* [The input]:
[Start of section]
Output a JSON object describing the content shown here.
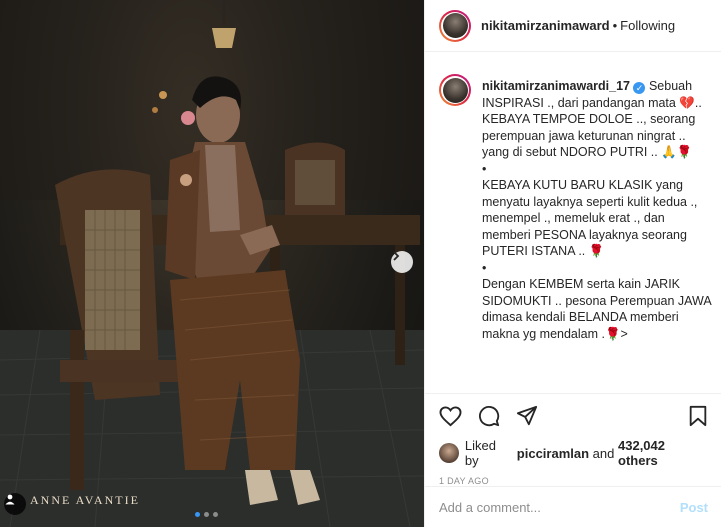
{
  "photo": {
    "watermark": "ANNE AVANTIE",
    "next_icon": "chevron-right-icon",
    "tag_icon": "user-tag-icon",
    "carousel_dots": [
      true,
      false,
      false
    ]
  },
  "header": {
    "username": "nikitamirzanimaward",
    "separator": "•",
    "follow_status": "Following"
  },
  "caption": {
    "username": "nikitamirzanimawardi_17",
    "verified_mark": "✓",
    "paragraphs": [
      "Sebuah INSPIRASI ., dari pandangan mata 💔.. KEBAYA TEMPOE DOLOE .., seorang perempuan jawa keturunan ningrat .. yang di sebut NDORO PUTRI .. 🙏🌹",
      "•",
      "KEBAYA KUTU BARU KLASIK yang menyatu layaknya seperti kulit kedua ., menempel ., memeluk erat ., dan memberi PESONA layaknya seorang PUTERI ISTANA .. 🌹",
      "•",
      "Dengan KEMBEM serta kain JARIK SIDOMUKTI .. pesona Perempuan JAWA dimasa kendali BELANDA memberi makna yg mendalam .🌹>"
    ]
  },
  "actions": {
    "like_icon": "heart-icon",
    "comment_icon": "comment-icon",
    "share_icon": "share-icon",
    "save_icon": "bookmark-icon"
  },
  "likes": {
    "prefix": "Liked by",
    "user": "picciramlan",
    "middle": "and",
    "count": "432,042 others"
  },
  "timestamp": "1 DAY AGO",
  "comment": {
    "placeholder": "Add a comment...",
    "post_label": "Post"
  }
}
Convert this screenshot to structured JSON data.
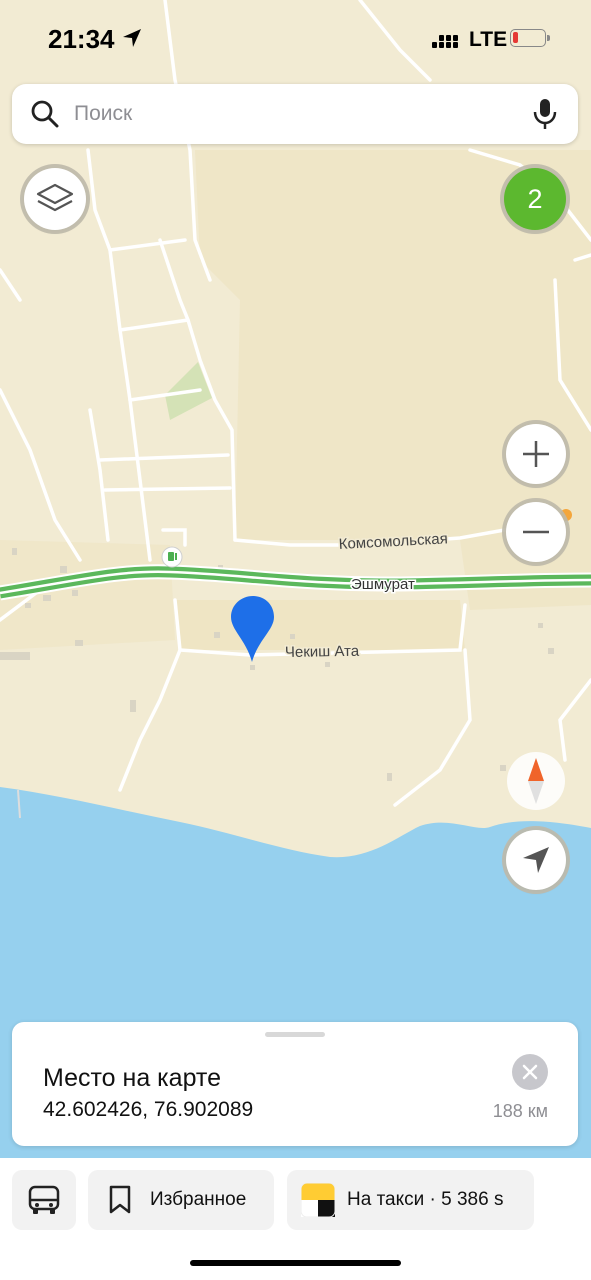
{
  "status_bar": {
    "time": "21:34",
    "network": "LTE"
  },
  "search": {
    "placeholder": "Поиск"
  },
  "map": {
    "labels": {
      "street_1": "Комсомольская",
      "street_2": "Эшмурат",
      "street_3": "Чекиш Ата"
    },
    "badge_count": "2"
  },
  "place_card": {
    "title": "Место на карте",
    "coordinates": "42.602426, 76.902089",
    "distance": "188 км"
  },
  "bottom_bar": {
    "favorites_label": "Избранное",
    "taxi_label": "На такси · 5 386 s"
  },
  "colors": {
    "land": "#f2ebd3",
    "water": "#96d0ee",
    "road": "#5cb85c",
    "pin": "#1e6fe8",
    "badge": "#5cb82f",
    "compass": "#f0642a"
  },
  "icons": [
    "location-arrow-icon",
    "search-icon",
    "mic-icon",
    "layers-icon",
    "plus-icon",
    "minus-icon",
    "compass-icon",
    "navigate-icon",
    "close-icon",
    "bus-icon",
    "bookmark-icon",
    "taxi-icon",
    "fuel-icon",
    "map-pin-icon"
  ]
}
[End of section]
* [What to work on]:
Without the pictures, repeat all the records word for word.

* [Answer section]:
Output a JSON object describing the content shown here.
{
  "photo": {
    "watermark": "ANNE AVANTIE",
    "next_icon": "chevron-right-icon",
    "tag_icon": "user-tag-icon",
    "carousel_dots": [
      true,
      false,
      false
    ]
  },
  "header": {
    "username": "nikitamirzanimaward",
    "separator": "•",
    "follow_status": "Following"
  },
  "caption": {
    "username": "nikitamirzanimawardi_17",
    "verified_mark": "✓",
    "paragraphs": [
      "Sebuah INSPIRASI ., dari pandangan mata 💔.. KEBAYA TEMPOE DOLOE .., seorang perempuan jawa keturunan ningrat .. yang di sebut NDORO PUTRI .. 🙏🌹",
      "•",
      "KEBAYA KUTU BARU KLASIK yang menyatu layaknya seperti kulit kedua ., menempel ., memeluk erat ., dan memberi PESONA layaknya seorang PUTERI ISTANA .. 🌹",
      "•",
      "Dengan KEMBEM serta kain JARIK SIDOMUKTI .. pesona Perempuan JAWA dimasa kendali BELANDA memberi makna yg mendalam .🌹>"
    ]
  },
  "actions": {
    "like_icon": "heart-icon",
    "comment_icon": "comment-icon",
    "share_icon": "share-icon",
    "save_icon": "bookmark-icon"
  },
  "likes": {
    "prefix": "Liked by",
    "user": "picciramlan",
    "middle": "and",
    "count": "432,042 others"
  },
  "timestamp": "1 DAY AGO",
  "comment": {
    "placeholder": "Add a comment...",
    "post_label": "Post"
  }
}
Convert this screenshot to structured JSON data.
{
  "status_bar": {
    "time": "21:34",
    "network": "LTE"
  },
  "search": {
    "placeholder": "Поиск"
  },
  "map": {
    "labels": {
      "street_1": "Комсомольская",
      "street_2": "Эшмурат",
      "street_3": "Чекиш Ата"
    },
    "badge_count": "2"
  },
  "place_card": {
    "title": "Место на карте",
    "coordinates": "42.602426, 76.902089",
    "distance": "188 км"
  },
  "bottom_bar": {
    "favorites_label": "Избранное",
    "taxi_label": "На такси · 5 386 s"
  },
  "colors": {
    "land": "#f2ebd3",
    "water": "#96d0ee",
    "road": "#5cb85c",
    "pin": "#1e6fe8",
    "badge": "#5cb82f",
    "compass": "#f0642a"
  },
  "icons": [
    "location-arrow-icon",
    "search-icon",
    "mic-icon",
    "layers-icon",
    "plus-icon",
    "minus-icon",
    "compass-icon",
    "navigate-icon",
    "close-icon",
    "bus-icon",
    "bookmark-icon",
    "taxi-icon",
    "fuel-icon",
    "map-pin-icon"
  ]
}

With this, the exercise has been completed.